Library Journal – June 1, 2015
Jackley’s captivating memoir tells how she cofounded Kiva, a nonprofit microfinance organization connecting people worldwide, especially those willing to lend small amounts of money, from $25 to potential entrepreneurs in developing countries. Though these entrepreneurs are poor themselves, they have created new businesses even in the most impoverished communities. The loans enable them to take advantage of opportunities and to grow their businesses. Jackley’s life story and personal transformation are intertwined with the lives of these innovative individuals. Her firsthand experiences with these strivers teach her lessons that she would have never learned in her formal MBA program. Each of the 14 chapters introduces readers to an individual who had a profound impact on the author’s development. These stories are truly inspiring because they show how the subjects created businesses with few resources.

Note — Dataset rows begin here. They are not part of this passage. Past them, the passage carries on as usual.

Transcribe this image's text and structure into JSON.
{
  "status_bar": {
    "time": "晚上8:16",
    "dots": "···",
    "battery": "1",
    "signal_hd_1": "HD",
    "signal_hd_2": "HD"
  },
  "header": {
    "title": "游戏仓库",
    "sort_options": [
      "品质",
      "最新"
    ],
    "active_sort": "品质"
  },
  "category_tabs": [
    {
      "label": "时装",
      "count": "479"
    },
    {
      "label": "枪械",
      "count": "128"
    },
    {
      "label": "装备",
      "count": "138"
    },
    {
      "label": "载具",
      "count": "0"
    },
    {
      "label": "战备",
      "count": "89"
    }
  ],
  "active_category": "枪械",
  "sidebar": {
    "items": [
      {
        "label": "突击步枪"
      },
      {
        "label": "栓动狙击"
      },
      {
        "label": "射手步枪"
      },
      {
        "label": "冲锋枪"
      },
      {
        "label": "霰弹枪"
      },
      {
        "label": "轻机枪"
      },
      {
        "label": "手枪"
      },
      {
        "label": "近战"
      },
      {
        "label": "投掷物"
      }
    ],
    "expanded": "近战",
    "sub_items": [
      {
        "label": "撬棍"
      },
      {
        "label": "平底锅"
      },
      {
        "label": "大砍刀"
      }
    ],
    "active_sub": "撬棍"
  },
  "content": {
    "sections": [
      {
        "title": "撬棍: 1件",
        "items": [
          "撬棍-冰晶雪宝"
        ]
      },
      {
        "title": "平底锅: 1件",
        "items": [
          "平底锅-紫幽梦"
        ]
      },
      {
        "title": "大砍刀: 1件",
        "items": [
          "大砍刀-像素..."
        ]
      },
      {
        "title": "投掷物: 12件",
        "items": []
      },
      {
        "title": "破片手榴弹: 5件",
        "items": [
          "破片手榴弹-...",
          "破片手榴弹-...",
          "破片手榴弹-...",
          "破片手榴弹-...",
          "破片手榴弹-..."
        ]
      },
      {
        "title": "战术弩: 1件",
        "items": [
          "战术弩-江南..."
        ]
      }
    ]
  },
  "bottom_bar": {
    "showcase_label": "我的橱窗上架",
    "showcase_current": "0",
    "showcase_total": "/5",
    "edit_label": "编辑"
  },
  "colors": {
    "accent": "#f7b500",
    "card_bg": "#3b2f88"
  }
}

This enlightening book can be effectively integrated into graduate business, public administration, and human resource studies and will be equally enjoyed by general public audiences.
—Caroline Geck, Camden Street Sch. Lib., Newark, NJ

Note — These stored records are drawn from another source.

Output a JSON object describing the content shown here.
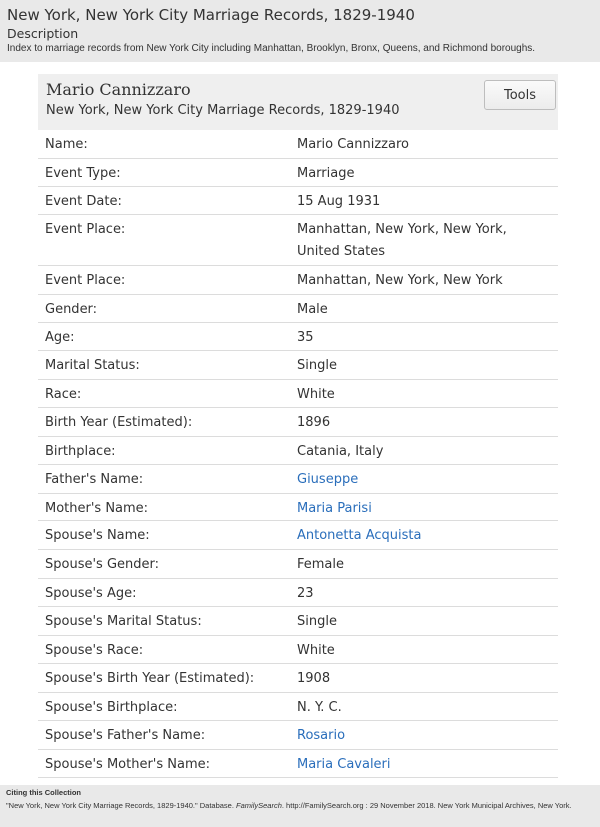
{
  "collection": {
    "title": "New York, New York City Marriage Records, 1829-1940",
    "description_heading": "Description",
    "description": "Index to marriage records from New York City including Manhattan, Brooklyn, Bronx, Queens, and Richmond boroughs."
  },
  "record": {
    "name": "Mario Cannizzaro",
    "collection": "New York, New York City Marriage Records, 1829-1940",
    "tools_label": "Tools"
  },
  "fields": [
    {
      "label": "Name:",
      "value": "Mario Cannizzaro",
      "link": false
    },
    {
      "label": "Event Type:",
      "value": "Marriage",
      "link": false
    },
    {
      "label": "Event Date:",
      "value": "15 Aug 1931",
      "link": false
    },
    {
      "label": "Event Place:",
      "value": "Manhattan, New York, New York, United States",
      "link": false
    },
    {
      "label": "Event Place:",
      "value": "Manhattan, New York, New York",
      "link": false
    },
    {
      "label": "Gender:",
      "value": "Male",
      "link": false
    },
    {
      "label": "Age:",
      "value": "35",
      "link": false
    },
    {
      "label": "Marital Status:",
      "value": "Single",
      "link": false
    },
    {
      "label": "Race:",
      "value": "White",
      "link": false
    },
    {
      "label": "Birth Year (Estimated):",
      "value": "1896",
      "link": false
    },
    {
      "label": "Birthplace:",
      "value": "Catania, Italy",
      "link": false
    },
    {
      "label": "Father's Name:",
      "value": "Giuseppe",
      "link": true
    },
    {
      "label": "Mother's Name:",
      "value": "Maria Parisi",
      "link": true
    },
    {
      "label": "Spouse's Name:",
      "value": "Antonetta Acquista",
      "link": true
    },
    {
      "label": "Spouse's Gender:",
      "value": "Female",
      "link": false
    },
    {
      "label": "Spouse's Age:",
      "value": "23",
      "link": false
    },
    {
      "label": "Spouse's Marital Status:",
      "value": "Single",
      "link": false
    },
    {
      "label": "Spouse's Race:",
      "value": "White",
      "link": false
    },
    {
      "label": "Spouse's Birth Year (Estimated):",
      "value": "1908",
      "link": false
    },
    {
      "label": "Spouse's Birthplace:",
      "value": "N. Y. C.",
      "link": false
    },
    {
      "label": "Spouse's Father's Name:",
      "value": "Rosario",
      "link": true
    },
    {
      "label": "Spouse's Mother's Name:",
      "value": "Maria Cavaleri",
      "link": true
    }
  ],
  "citation": {
    "heading": "Citing this Collection",
    "text": "\"New York, New York City Marriage Records, 1829-1940.\" Database. FamilySearch. http://FamilySearch.org : 29 November 2018. New York Municipal Archives, New York."
  }
}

Kirkus Review – April 15, 2015
A memoir about how the Internet can help in the fight against poverty, from the co-founder of Kiva, “the world’s first personal microlending platform.” Jackley chronicles how her life was transformed in the fall of 2003 when she heard Muhammad Yunus, founder of Grameen Bank, explain how he was enabling the poor in Bangladesh to free themselves from predatory lenders. Yunus’ account of his work turned the notion of poverty “on its head,” and his speech provided the author with an exciting new method for thinking about the alleviation of poverty. She understood that the poor are “not weak, helpless people. These were people who were capable, tenacious and resourceful.” Jackley went on to co-found Kiva, which enables people to lend small amounts of money, as little as $25, to businesses in countries like Uganda, Kenya, and Tanzania. The author describes how she began to investigate and define a plan that would lead toward her goal. Hooking up with Brian Lehnen and his Village Enterprise Fund, she traveled to East Africa to survey the fund’s grantees and their cultures. In the aftermath of that trip, Jackley designed Kiva to work with existing microlenders, lend money online, and maintain contact through regular updates. As reflected in its mission statement, the company promised “to connect people through lending to alleviate poverty.” Less than 10 people got the ball rolling, and their requests for loans were filmed and posted online. An email to friends helped raise funds, and the author’s venture quickly grew. Yunus’ 2006 Nobel Prize created further interest, which accelerated growth. But it was not all success. In Uganda, they fought against fraudsters and the diversion of funds, and legal and regulatory obstacles doomed her next business, ProFounder. In addition to her own story, Jackley includes folksy business lessons learned from her borrowers—e.g., why the roosters should eat first. A charming account of how “to pursue opportunity and possibility where others see none.”